into summer their store of food gets shorter and then they begin to feed on bulbs, birds'
eggs and shoots and stems of trees. As the autumn approaches they continue foraging
for stores for their winter supply thus completing a year's cycle of much destruction to
natural plant life. Although such damage causes concern, the main problem arises when
they establish themselves in houses, generally in roof spaces. When this occurs they cause
damage to external woodwork, roof timbers, lagging of water pipes, and, it is known
that, in some instances, they cause damage even to the water pipes resulting in extensive
dampness and possible internal flooding in the house.
Despite the annoyance and damage caused by the grey squirrel the department has
no statutory powers or obligation to deal with infestations but whenever complaints are
received investigations are carried out and the most apropriate advice is given.
The control of feral pigeons in built-up areas is becoming more difficult and indeed
more costly. Although it is known that they tend to establish themselves on bridges, the
roofs, alcoves and ledges of large buildings in town centres there are now many instances
where they settle down as isolated flocks on private dwellings. It is generally found that
they are initially attracted by one or more persons in the area placing food for the feeding
of smaller birds but by doing this they entice pigeons. Except in the most adverse winter
conditions there are ample supplies of natural food available for birds to enable them to
survive and the practice of feeding them is quite unnecessary.

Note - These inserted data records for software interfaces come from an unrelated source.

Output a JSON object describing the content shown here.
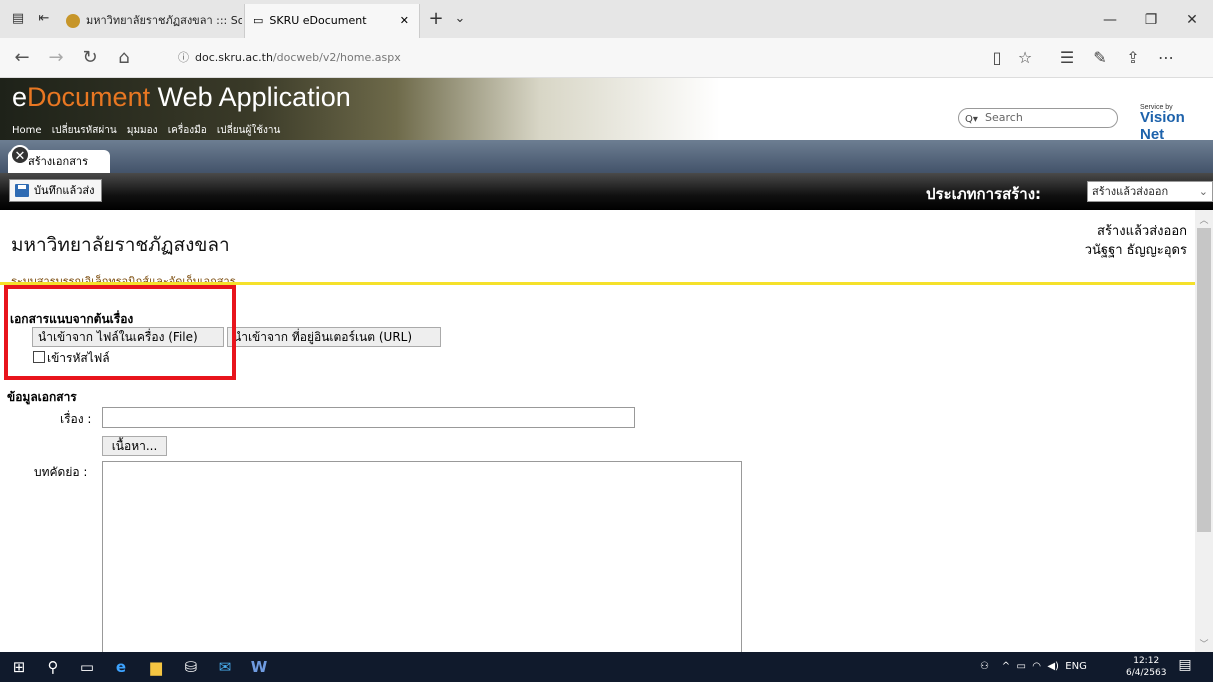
{
  "browser": {
    "tabs": [
      {
        "title": "มหาวิทยาลัยราชภัฏสงขลา ::: So"
      },
      {
        "title": "SKRU eDocument"
      }
    ],
    "url": {
      "domain": "doc.skru.ac.th",
      "path": "/docweb/v2/home.aspx"
    }
  },
  "banner": {
    "title_prefix": "e",
    "title_em": "Document",
    "title_rest": " Web Application",
    "menu": [
      "Home",
      "เปลี่ยนรหัสผ่าน",
      "มุมมอง",
      "เครื่องมือ",
      "เปลี่ยนผู้ใช้งาน"
    ],
    "search_placeholder": "Search",
    "service_by": "Service by",
    "vendor": "Vision Net"
  },
  "doc_tab": {
    "label": "สร้างเอกสาร"
  },
  "toolbar": {
    "save_label": "บันทึกแล้วส่ง",
    "type_label": "ประเภทการสร้าง:",
    "type_value": "สร้างแล้วส่งออก"
  },
  "content": {
    "org_title": "มหาวิทยาลัยราชภัฏสงขลา",
    "org_subtitle": "ระบบสารบรรณอิเล็กทรอนิกส์และจัดเก็บเอกสาร",
    "status": "สร้างแล้วส่งออก",
    "user": "วนัฐฐา ธัญญะอุดร",
    "attach_heading": "เอกสารแนบจากต้นเรื่อง",
    "import_file": "นำเข้าจาก ไฟล์ในเครื่อง (File)",
    "import_url": "นำเข้าจาก ที่อยู่อินเตอร์เนต (URL)",
    "encrypt_label": "เข้ารหัสไฟล์",
    "info_heading": "ข้อมูลเอกสาร",
    "subject_label": "เรื่อง :",
    "content_button": "เนื้อหา...",
    "abstract_label": "บทคัดย่อ :"
  },
  "taskbar": {
    "lang": "ENG",
    "time": "12:12",
    "date": "6/4/2563"
  }
}
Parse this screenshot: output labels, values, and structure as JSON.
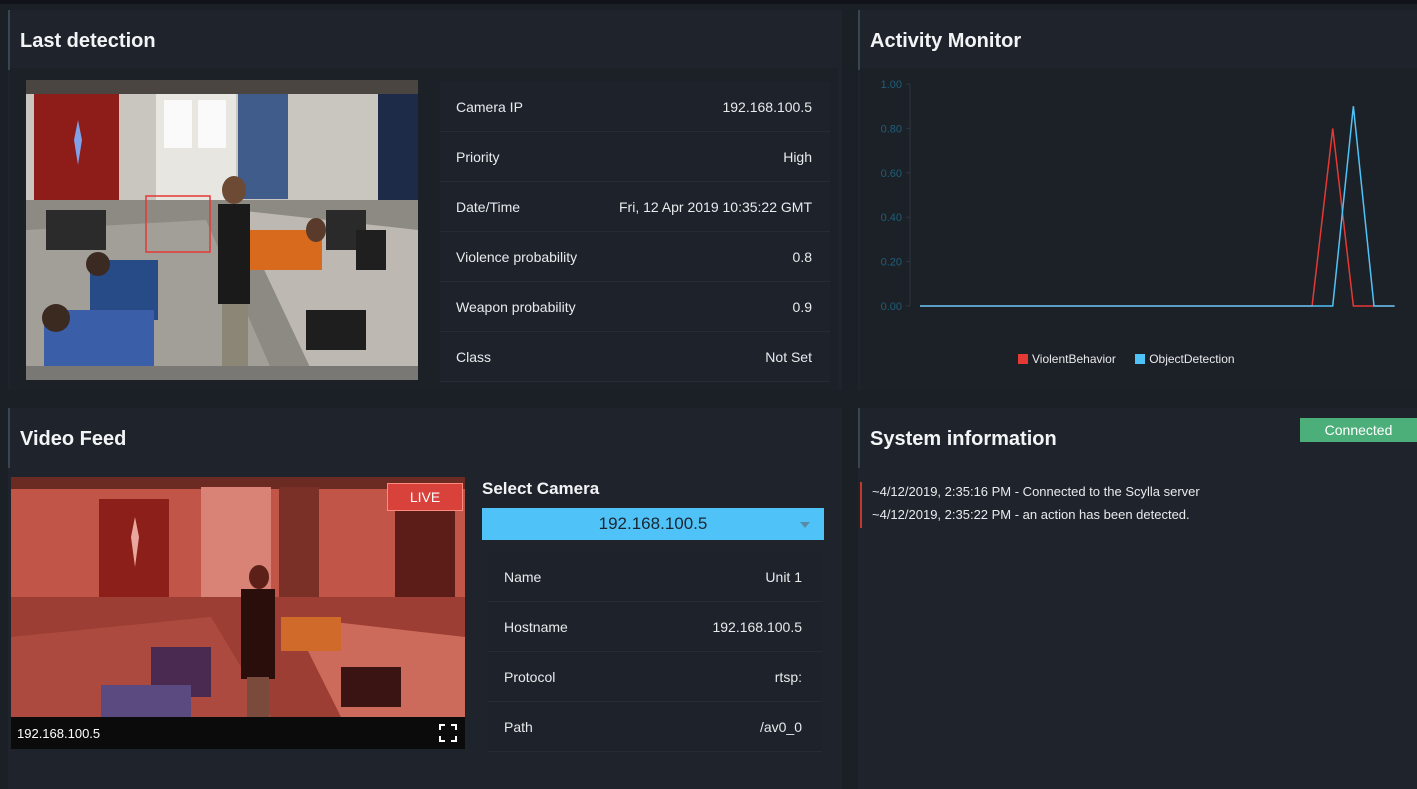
{
  "last_detection": {
    "title": "Last detection",
    "rows": [
      {
        "key": "Camera IP",
        "value": "192.168.100.5"
      },
      {
        "key": "Priority",
        "value": "High"
      },
      {
        "key": "Date/Time",
        "value": "Fri, 12 Apr 2019 10:35:22 GMT"
      },
      {
        "key": "Violence probability",
        "value": "0.8"
      },
      {
        "key": "Weapon probability",
        "value": "0.9"
      },
      {
        "key": "Class",
        "value": "Not Set"
      }
    ]
  },
  "activity_monitor": {
    "title": "Activity Monitor",
    "chart_data": {
      "type": "line",
      "ylim": [
        0,
        1
      ],
      "y_ticks": [
        "1.00",
        "0.80",
        "0.60",
        "0.40",
        "0.20",
        "0.00"
      ],
      "grid": false,
      "legend_position": "bottom-center",
      "series": [
        {
          "name": "ViolentBehavior",
          "color": "#e53935",
          "values": [
            0,
            0,
            0,
            0,
            0,
            0,
            0,
            0,
            0,
            0,
            0,
            0,
            0,
            0,
            0,
            0,
            0,
            0,
            0,
            0,
            0.8,
            0,
            0,
            0
          ]
        },
        {
          "name": "ObjectDetection",
          "color": "#4fc3f7",
          "values": [
            0,
            0,
            0,
            0,
            0,
            0,
            0,
            0,
            0,
            0,
            0,
            0,
            0,
            0,
            0,
            0,
            0,
            0,
            0,
            0,
            0,
            0.9,
            0,
            0
          ]
        }
      ]
    }
  },
  "video_feed": {
    "title": "Video Feed",
    "live_label": "LIVE",
    "camera_ip": "192.168.100.5",
    "fullscreen_icon": "fullscreen-icon"
  },
  "select_camera": {
    "label": "Select Camera",
    "selected": "192.168.100.5",
    "rows": [
      {
        "key": "Name",
        "value": "Unit 1"
      },
      {
        "key": "Hostname",
        "value": "192.168.100.5"
      },
      {
        "key": "Protocol",
        "value": "rtsp:"
      },
      {
        "key": "Path",
        "value": "/av0_0"
      }
    ]
  },
  "system_information": {
    "title": "System information",
    "status": "Connected",
    "status_color": "#4caf7a",
    "log": [
      "~4/12/2019, 2:35:16 PM - Connected to the Scylla server",
      "~4/12/2019, 2:35:22 PM - an action has been detected."
    ]
  }
}
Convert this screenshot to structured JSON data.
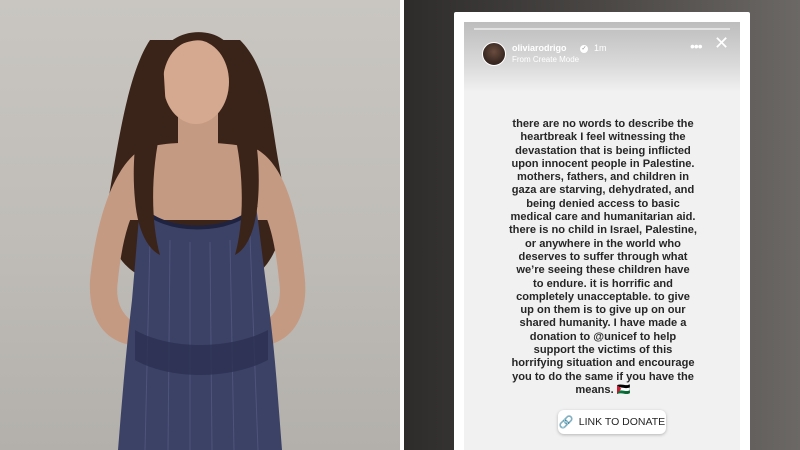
{
  "story": {
    "username": "oliviarodrigo",
    "verified_icon": "verified-badge-icon",
    "time": "1m",
    "sub_caption": "From Create Mode",
    "more_icon": "more-horizontal-icon",
    "close_icon": "close-icon",
    "lines": [
      "there are no words to describe the",
      "heartbreak I feel witnessing the",
      "devastation that is being inflicted",
      "upon innocent people in Palestine.",
      "mothers, fathers, and children in",
      "gaza are starving, dehydrated, and",
      "being denied access to basic",
      "medical care and humanitarian aid.",
      "there is no child in Israel, Palestine,",
      "or anywhere in the world who",
      "deserves to suffer through what",
      "we’re seeing these children have",
      "to endure. it is horrific and",
      "completely unacceptable. to give",
      "up on them is to give up on our",
      "shared humanity. I have made a",
      "donation to @unicef to help",
      "support the victims of this",
      "horrifying situation and encourage",
      "you to do the same if you have the",
      "means. 🇵🇸"
    ],
    "donate_label": "LINK TO DONATE",
    "link_icon": "link-icon"
  },
  "colors": {
    "accent_link": "#b5179e",
    "story_background": "#f1f1f1",
    "text": "#262626"
  }
}
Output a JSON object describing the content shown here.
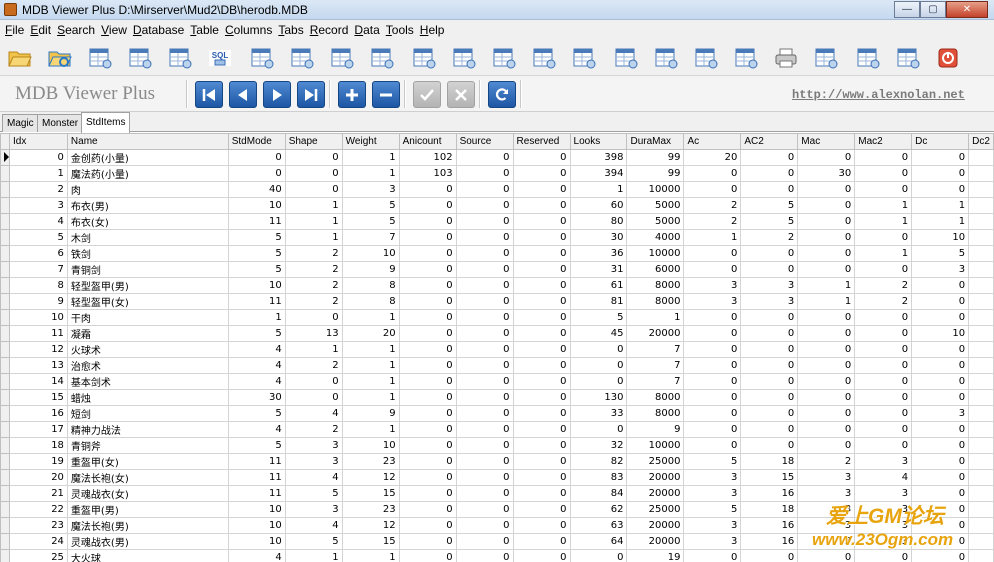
{
  "window": {
    "title": "MDB Viewer Plus D:\\Mirserver\\Mud2\\DB\\herodb.MDB",
    "minimize_label": "—",
    "maximize_label": "▢",
    "close_label": "✕"
  },
  "menu": [
    {
      "first": "F",
      "rest": "ile"
    },
    {
      "first": "E",
      "rest": "dit"
    },
    {
      "first": "S",
      "rest": "earch"
    },
    {
      "first": "V",
      "rest": "iew"
    },
    {
      "first": "D",
      "rest": "atabase"
    },
    {
      "first": "T",
      "rest": "able"
    },
    {
      "first": "C",
      "rest": "olumns"
    },
    {
      "first": "T",
      "rest": "abs"
    },
    {
      "first": "R",
      "rest": "ecord"
    },
    {
      "first": "D",
      "rest": "ata"
    },
    {
      "first": "T",
      "rest": "ools"
    },
    {
      "first": "H",
      "rest": "elp"
    }
  ],
  "toolbar": {
    "sql_label": "SQL",
    "icons": [
      "open-folder-icon",
      "refresh-folder-icon",
      "table-icon",
      "find-icon",
      "zoom-icon",
      "sql-icon",
      "export-icon",
      "tables-icon",
      "columns-icon",
      "table-info-icon",
      "add-table-icon",
      "delete-table-icon",
      "edit-icon",
      "sort-icon",
      "relation-icon",
      "settings-icon",
      "schema-icon",
      "import-icon",
      "export-data-icon",
      "print-icon",
      "copy-icon",
      "query-icon",
      "tools-icon",
      "power-icon"
    ]
  },
  "nav": {
    "brand": "MDB Viewer Plus",
    "url": "http://www.alexnolan.net",
    "buttons": [
      {
        "name": "first-record-button",
        "glyph": "first",
        "enabled": true
      },
      {
        "name": "prev-record-button",
        "glyph": "prev",
        "enabled": true
      },
      {
        "name": "next-record-button",
        "glyph": "next",
        "enabled": true
      },
      {
        "name": "last-record-button",
        "glyph": "last",
        "enabled": true
      },
      {
        "name": "add-record-button",
        "glyph": "plus",
        "enabled": true
      },
      {
        "name": "delete-record-button",
        "glyph": "minus",
        "enabled": true
      },
      {
        "name": "post-record-button",
        "glyph": "check",
        "enabled": false
      },
      {
        "name": "cancel-record-button",
        "glyph": "cross",
        "enabled": false
      },
      {
        "name": "refresh-record-button",
        "glyph": "refresh",
        "enabled": true
      }
    ]
  },
  "tabs": [
    {
      "label": "Magic",
      "active": false
    },
    {
      "label": "Monster",
      "active": false
    },
    {
      "label": "StdItems",
      "active": true
    }
  ],
  "grid": {
    "columns": [
      "Idx",
      "Name",
      "StdMode",
      "Shape",
      "Weight",
      "Anicount",
      "Source",
      "Reserved",
      "Looks",
      "DuraMax",
      "Ac",
      "AC2",
      "Mac",
      "Mac2",
      "Dc",
      "Dc2"
    ],
    "rows": [
      [
        "0",
        "金创药(小量)",
        "0",
        "0",
        "1",
        "102",
        "0",
        "0",
        "398",
        "99",
        "20",
        "0",
        "0",
        "0",
        "0"
      ],
      [
        "1",
        "魔法药(小量)",
        "0",
        "0",
        "1",
        "103",
        "0",
        "0",
        "394",
        "99",
        "0",
        "0",
        "30",
        "0",
        "0"
      ],
      [
        "2",
        "肉",
        "40",
        "0",
        "3",
        "0",
        "0",
        "0",
        "1",
        "10000",
        "0",
        "0",
        "0",
        "0",
        "0"
      ],
      [
        "3",
        "布衣(男)",
        "10",
        "1",
        "5",
        "0",
        "0",
        "0",
        "60",
        "5000",
        "2",
        "5",
        "0",
        "1",
        "1"
      ],
      [
        "4",
        "布衣(女)",
        "11",
        "1",
        "5",
        "0",
        "0",
        "0",
        "80",
        "5000",
        "2",
        "5",
        "0",
        "1",
        "1"
      ],
      [
        "5",
        "木剑",
        "5",
        "1",
        "7",
        "0",
        "0",
        "0",
        "30",
        "4000",
        "1",
        "2",
        "0",
        "0",
        "10"
      ],
      [
        "6",
        "铁剑",
        "5",
        "2",
        "10",
        "0",
        "0",
        "0",
        "36",
        "10000",
        "0",
        "0",
        "0",
        "1",
        "5"
      ],
      [
        "7",
        "青铜剑",
        "5",
        "2",
        "9",
        "0",
        "0",
        "0",
        "31",
        "6000",
        "0",
        "0",
        "0",
        "0",
        "3"
      ],
      [
        "8",
        "轻型盔甲(男)",
        "10",
        "2",
        "8",
        "0",
        "0",
        "0",
        "61",
        "8000",
        "3",
        "3",
        "1",
        "2",
        "0"
      ],
      [
        "9",
        "轻型盔甲(女)",
        "11",
        "2",
        "8",
        "0",
        "0",
        "0",
        "81",
        "8000",
        "3",
        "3",
        "1",
        "2",
        "0"
      ],
      [
        "10",
        "干肉",
        "1",
        "0",
        "1",
        "0",
        "0",
        "0",
        "5",
        "1",
        "0",
        "0",
        "0",
        "0",
        "0"
      ],
      [
        "11",
        "凝霜",
        "5",
        "13",
        "20",
        "0",
        "0",
        "0",
        "45",
        "20000",
        "0",
        "0",
        "0",
        "0",
        "10"
      ],
      [
        "12",
        "火球术",
        "4",
        "1",
        "1",
        "0",
        "0",
        "0",
        "0",
        "7",
        "0",
        "0",
        "0",
        "0",
        "0"
      ],
      [
        "13",
        "治愈术",
        "4",
        "2",
        "1",
        "0",
        "0",
        "0",
        "0",
        "7",
        "0",
        "0",
        "0",
        "0",
        "0"
      ],
      [
        "14",
        "基本剑术",
        "4",
        "0",
        "1",
        "0",
        "0",
        "0",
        "0",
        "7",
        "0",
        "0",
        "0",
        "0",
        "0"
      ],
      [
        "15",
        "蜡烛",
        "30",
        "0",
        "1",
        "0",
        "0",
        "0",
        "130",
        "8000",
        "0",
        "0",
        "0",
        "0",
        "0"
      ],
      [
        "16",
        "短剑",
        "5",
        "4",
        "9",
        "0",
        "0",
        "0",
        "33",
        "8000",
        "0",
        "0",
        "0",
        "0",
        "3"
      ],
      [
        "17",
        "精神力战法",
        "4",
        "2",
        "1",
        "0",
        "0",
        "0",
        "0",
        "9",
        "0",
        "0",
        "0",
        "0",
        "0"
      ],
      [
        "18",
        "青铜斧",
        "5",
        "3",
        "10",
        "0",
        "0",
        "0",
        "32",
        "10000",
        "0",
        "0",
        "0",
        "0",
        "0"
      ],
      [
        "19",
        "重盔甲(女)",
        "11",
        "3",
        "23",
        "0",
        "0",
        "0",
        "82",
        "25000",
        "5",
        "18",
        "2",
        "3",
        "0"
      ],
      [
        "20",
        "魔法长袍(女)",
        "11",
        "4",
        "12",
        "0",
        "0",
        "0",
        "83",
        "20000",
        "3",
        "15",
        "3",
        "4",
        "0"
      ],
      [
        "21",
        "灵魂战衣(女)",
        "11",
        "5",
        "15",
        "0",
        "0",
        "0",
        "84",
        "20000",
        "3",
        "16",
        "3",
        "3",
        "0"
      ],
      [
        "22",
        "重盔甲(男)",
        "10",
        "3",
        "23",
        "0",
        "0",
        "0",
        "62",
        "25000",
        "5",
        "18",
        "3",
        "3",
        "0"
      ],
      [
        "23",
        "魔法长袍(男)",
        "10",
        "4",
        "12",
        "0",
        "0",
        "0",
        "63",
        "20000",
        "3",
        "16",
        "3",
        "3",
        "0"
      ],
      [
        "24",
        "灵魂战衣(男)",
        "10",
        "5",
        "15",
        "0",
        "0",
        "0",
        "64",
        "20000",
        "3",
        "16",
        "3",
        "3",
        "0"
      ],
      [
        "25",
        "大火球",
        "4",
        "1",
        "1",
        "0",
        "0",
        "0",
        "0",
        "19",
        "0",
        "0",
        "0",
        "0",
        "0"
      ]
    ]
  },
  "watermark": {
    "line1": "爱上GM论坛",
    "line2": "www.23Ogm.com"
  }
}
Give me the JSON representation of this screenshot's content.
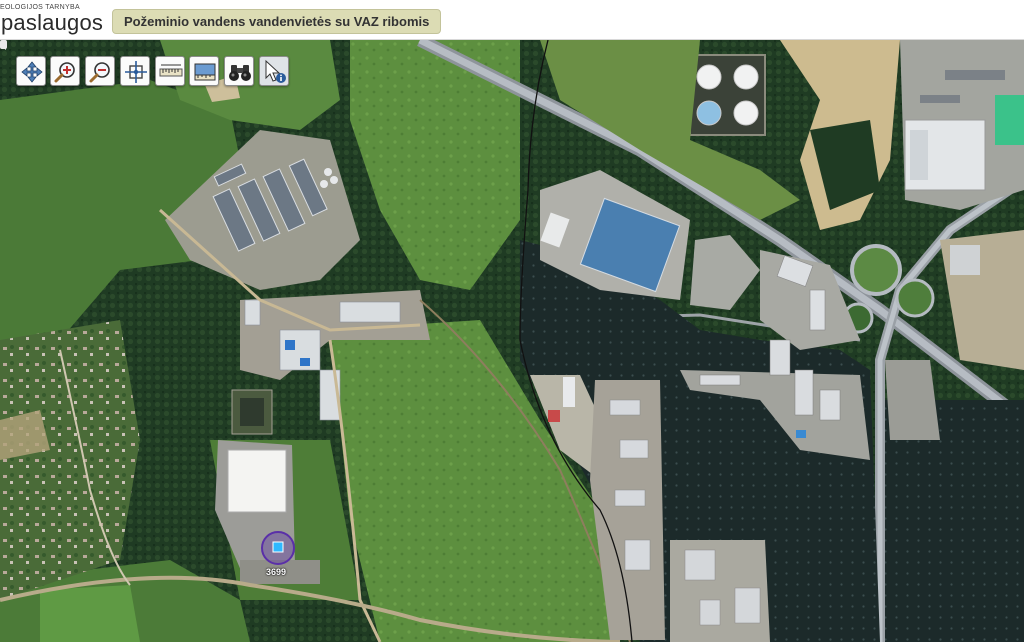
{
  "header": {
    "logo_small_text": "EOLOGIJOS TARNYBA",
    "logo_text": "paslaugos",
    "layer_title": "Požeminio vandens vandenvietės su VAZ ribomis"
  },
  "toolbar": {
    "tools": [
      {
        "name": "pan",
        "icon": "pan-arrows-icon"
      },
      {
        "name": "zoom-in",
        "icon": "zoom-in-icon"
      },
      {
        "name": "zoom-out",
        "icon": "zoom-out-icon"
      },
      {
        "name": "full-extent",
        "icon": "full-extent-icon"
      },
      {
        "name": "measure-distance",
        "icon": "ruler-icon"
      },
      {
        "name": "measure-area",
        "icon": "area-ruler-icon"
      },
      {
        "name": "find",
        "icon": "binoculars-icon"
      },
      {
        "name": "identify",
        "icon": "identify-cursor-icon"
      }
    ]
  },
  "map": {
    "well_marker": {
      "label": "3699",
      "color": "#2fb8ff",
      "ring_color": "#5a2fa8"
    }
  }
}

No powers are available
to prevent people from feeding birds and requests to people to discontinue the feeding
of birds generally incurs their wrath rather than their co-operation.
The Public Health Act, 1961 gives permissive but not obligatory power to a Local
Authority to deal with pigeons where a serious nuisance exists. Trapping by baiting and
destruction by humane means is the most efficient method of control but unless there are
appropriate trapping sites in an affected area and no other immediate sources of food
supply are available the cost of carrying out an isolated operation is uneconomical and
not worth while.
Because of serious nuisance being caused in four areas in the Borough it was necessary
for the Council to take action. A specialist firm was engaged, and 378 pigeons were
trapped and humanely destroyed.
During the months of July to October 501 requests were received from residents in
the Borough requiring advice or help regarding the destruction of wasps' nests. This was
a slight reduction from the similar period in the previous year when 588 requests were
received. Advice was given where necessary but when complainants requested the nests
to be destroyed, arrangements were made for two private contractors in the Borough to
carry out the work of destruction where possible, for which they charged a reasonable
fee to the complainant.